U.S. Classification123/90.16, 123/90.27, 123/90.46, 123/432, 123/315, 123/308
International ClassificationF01L1/26, F02D13/02, F01L1/24, F01L13/00, F01M9/10, F01L1/18
Cooperative ClassificationF01M9/10, F01L1/267, F01L2001/34446, F01L2001/34433
European ClassificationF01M9/10, F01L1/26D
Legal Events
DateCodeEventDescription
Jun 10, 1985ASAssignment
Owner name: HONDA GIKEN KOGYO KABUSHIKI KAISHA NO. 27-8, JINGU
Free format text: ASSIGNMENT OF ASSIGNORS INTEREST.;ASSIGNORS:AJIKI, YOSHIO;MATSUURA, MASAAKI;REEL/FRAME:004415/0119
Effective date: 19840528
Jan 27, 1989FPAYFee payment
Year of fee payment: 4
Jan 19, 1993FPAYFee payment
Year of fee payment: 8

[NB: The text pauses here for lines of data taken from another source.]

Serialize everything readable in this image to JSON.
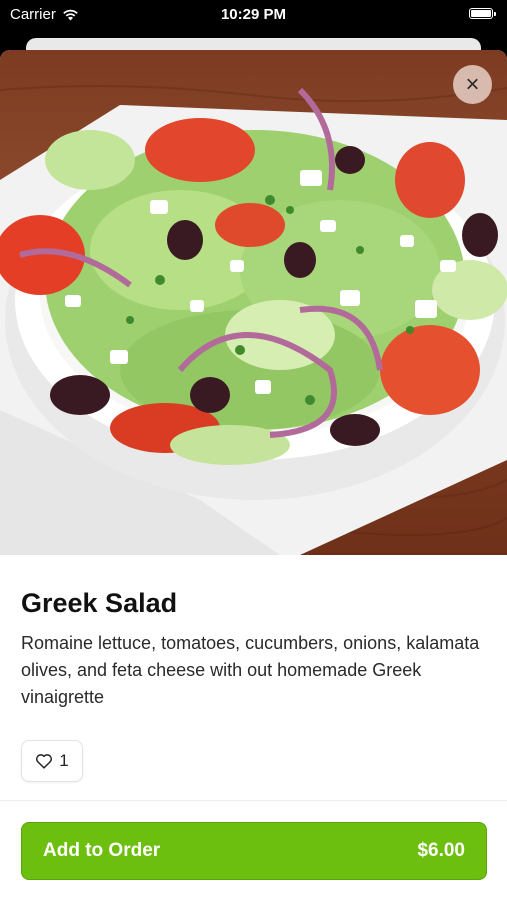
{
  "status_bar": {
    "carrier": "Carrier",
    "time": "10:29 PM",
    "icons": [
      "wifi-icon",
      "battery-icon"
    ]
  },
  "item": {
    "name": "Greek Salad",
    "description": "Romaine lettuce, tomatoes, cucumbers, onions, kalamata olives, and feta cheese with out homemade Greek vinaigrette",
    "image_alt": "Greek salad in a white bowl"
  },
  "actions": {
    "close_icon": "×",
    "like_count": "1",
    "add_to_order_label": "Add to Order",
    "price": "$6.00"
  },
  "colors": {
    "accent": "#6cbf0f",
    "table_wood": "#7d3b22"
  }
}
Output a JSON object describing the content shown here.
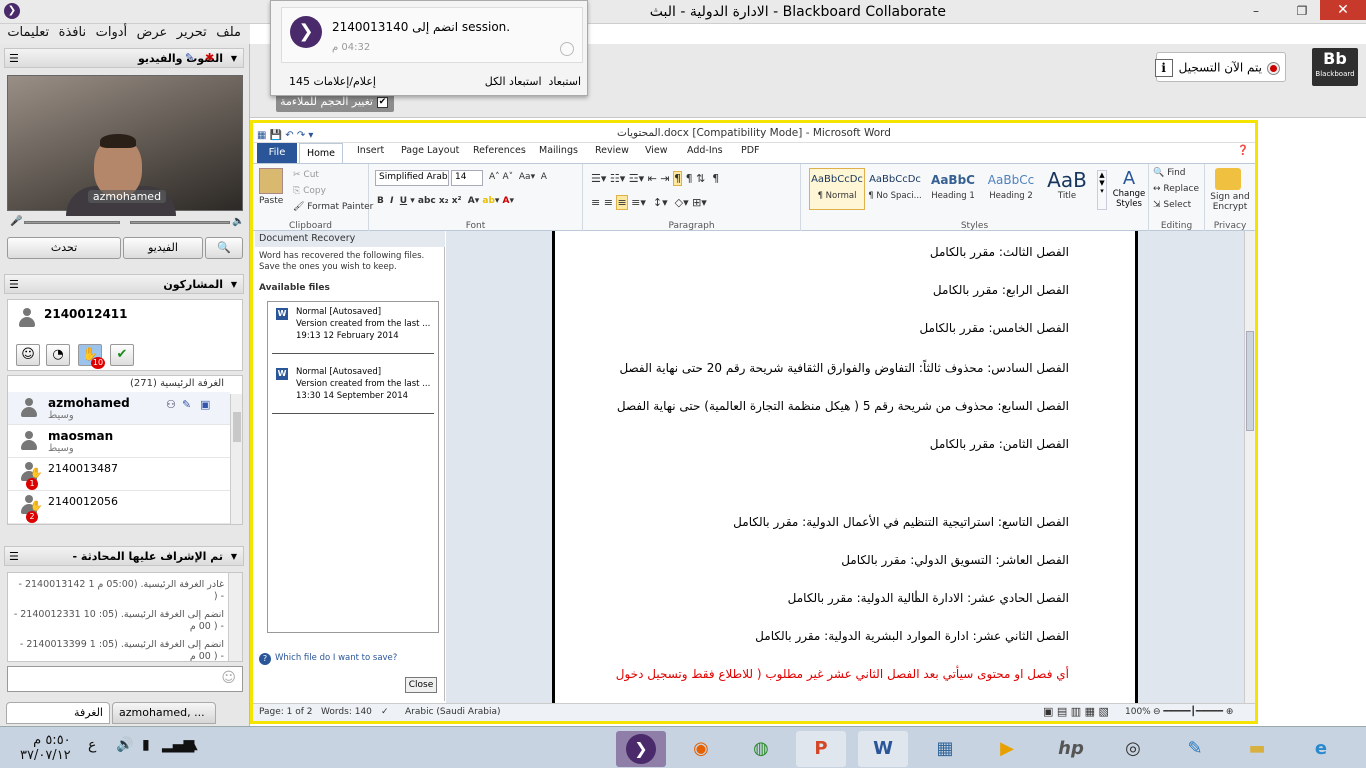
{
  "window": {
    "title": "Blackboard Collaborate - الادارة الدولية - البث",
    "controls": {
      "minimize": "–",
      "restore": "❐",
      "close": "✕"
    }
  },
  "menu": [
    "ملف",
    "تحرير",
    "عرض",
    "أدوات",
    "نافذة",
    "تعليمات"
  ],
  "notification": {
    "message": "2140013140 انضم إلى session.",
    "time": "04:32 م",
    "count_text": "145 إعلام/إعلامات",
    "exclude": "استبعاد",
    "exclude_all": "استبعاد الكل"
  },
  "toolbar": {
    "recording": "يتم الآن التسجيل",
    "brand": "Bb",
    "brand_sub": "Blackboard",
    "fit_checkbox": "تغيير الحجم للملاءمة",
    "fit_checked": "✔"
  },
  "audio_video": {
    "title": "الصوت والفيديو",
    "video_name": "azmohamed",
    "talk_button": "تحدث",
    "video_button": "الفيديو"
  },
  "participants": {
    "title": "المشاركون",
    "current_user": "2140012411",
    "hand_count": "10",
    "room_label": "الغرفة الرئيسية",
    "room_count": "(271)",
    "list": [
      {
        "name": "azmohamed",
        "role": "وسيط",
        "bold": true
      },
      {
        "name": "maosman",
        "role": "وسيط",
        "bold": true
      },
      {
        "name": "2140013487",
        "role": "",
        "bold": false,
        "hand": "1"
      },
      {
        "name": "2140012056",
        "role": "",
        "bold": false,
        "hand": "2"
      }
    ]
  },
  "chat": {
    "title": "تم الإشراف عليها المحادثة -",
    "lines": [
      "غادر الغرفة الرئيسية. (05:00 م 1 2140013142 -",
      "- (",
      "انضم إلى الغرفة الرئيسية. (05: 10 2140012331 -",
      "- ( 00 م",
      "انضم إلى الغرفة الرئيسية. (05: 1 2140013399 -",
      "- ( 00 م"
    ],
    "tabs": [
      "الغرفة",
      "azmohamed, ..."
    ]
  },
  "word": {
    "title": "المحتويات.docx [Compatibility Mode] - Microsoft Word",
    "tabs": [
      "File",
      "Home",
      "Insert",
      "Page Layout",
      "References",
      "Mailings",
      "Review",
      "View",
      "Add-Ins",
      "PDF"
    ],
    "clipboard": {
      "paste": "Paste",
      "cut": "Cut",
      "copy": "Copy",
      "format_painter": "Format Painter",
      "label": "Clipboard"
    },
    "font": {
      "name": "Simplified Arabi",
      "size": "14",
      "label": "Font"
    },
    "paragraph_label": "Paragraph",
    "styles": [
      {
        "sample": "AaBbCcDc",
        "name": "¶ Normal"
      },
      {
        "sample": "AaBbCcDc",
        "name": "¶ No Spaci..."
      },
      {
        "sample": "AaBbC",
        "name": "Heading 1"
      },
      {
        "sample": "AaBbCc",
        "name": "Heading 2"
      },
      {
        "sample": "AaB",
        "name": "Title"
      }
    ],
    "styles_label": "Styles",
    "change_styles": "Change Styles",
    "editing": {
      "find": "Find",
      "replace": "Replace",
      "select": "Select",
      "label": "Editing"
    },
    "privacy": {
      "sign": "Sign and Encrypt",
      "label": "Privacy"
    },
    "recovery": {
      "title": "Document Recovery",
      "desc": "Word has recovered the following files. Save the ones you wish to keep.",
      "available": "Available files",
      "files": [
        {
          "name": "Normal  [Autosaved]",
          "desc": "Version created from the last ...",
          "date": "19:13 12 February 2014"
        },
        {
          "name": "Normal  [Autosaved]",
          "desc": "Version created from the last ...",
          "date": "13:30 14 September 2014"
        }
      ],
      "help": "Which file do I want to save?",
      "close": "Close"
    },
    "document_lines": [
      {
        "text": "الفصل الثالث: مقرر بالكامل",
        "red": false
      },
      {
        "text": "الفصل الرابع: مقرر بالكامل",
        "red": false
      },
      {
        "text": "الفصل الخامس: مقرر بالكامل",
        "red": false
      },
      {
        "text": "الفصل السادس: محذوف ثالثاً: التفاوض والفوارق الثقافية شريحة رقم 20 حتى نهاية الفصل",
        "red": false
      },
      {
        "text": "الفصل السابع: محذوف من شريحة رقم 5 ( هيكل منظمة التجارة العالمية) حتى نهاية الفصل",
        "red": false
      },
      {
        "text": "الفصل الثامن: مقرر بالكامل",
        "red": false
      },
      {
        "text": "الفصل التاسع: استراتيجية التنظيم في الأعمال الدولية: مقرر بالكامل",
        "red": false
      },
      {
        "text": "الفصل العاشر: التسويق الدولي: مقرر بالكامل",
        "red": false
      },
      {
        "text": "الفصل الحادي عشر: الادارة المالية الدولية: مقرر بالكامل",
        "red": false
      },
      {
        "text": "الفصل الثاني عشر: ادارة الموارد البشرية الدولية: مقرر بالكامل",
        "red": false
      },
      {
        "text": "أي فصل او محتوى سيأتي بعد الفصل الثاني عشر غير مطلوب ( للاطلاع فقط وتسجيل دخول",
        "red": true
      }
    ],
    "status": {
      "page": "Page: 1 of 2",
      "words": "Words: 140",
      "language": "Arabic (Saudi Arabia)",
      "zoom": "100%"
    }
  },
  "taskbar": {
    "time": "٥:٥٠ م",
    "date": "٣٧/٠٧/١٢",
    "lang": "ع",
    "apps": [
      "bb-collaborate",
      "firefox",
      "chrome",
      "powerpoint",
      "word",
      "control-panel",
      "media-player",
      "hp",
      "media-center",
      "tool",
      "folder",
      "internet-explorer"
    ]
  },
  "colors": {
    "accent_purple": "#4a2a6a",
    "word_blue": "#2a5699",
    "recording_red": "#cc0000",
    "yellow_frame": "#f5e400"
  }
}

Feb 27, 1997FPAYFee payment
Year of fee payment: 12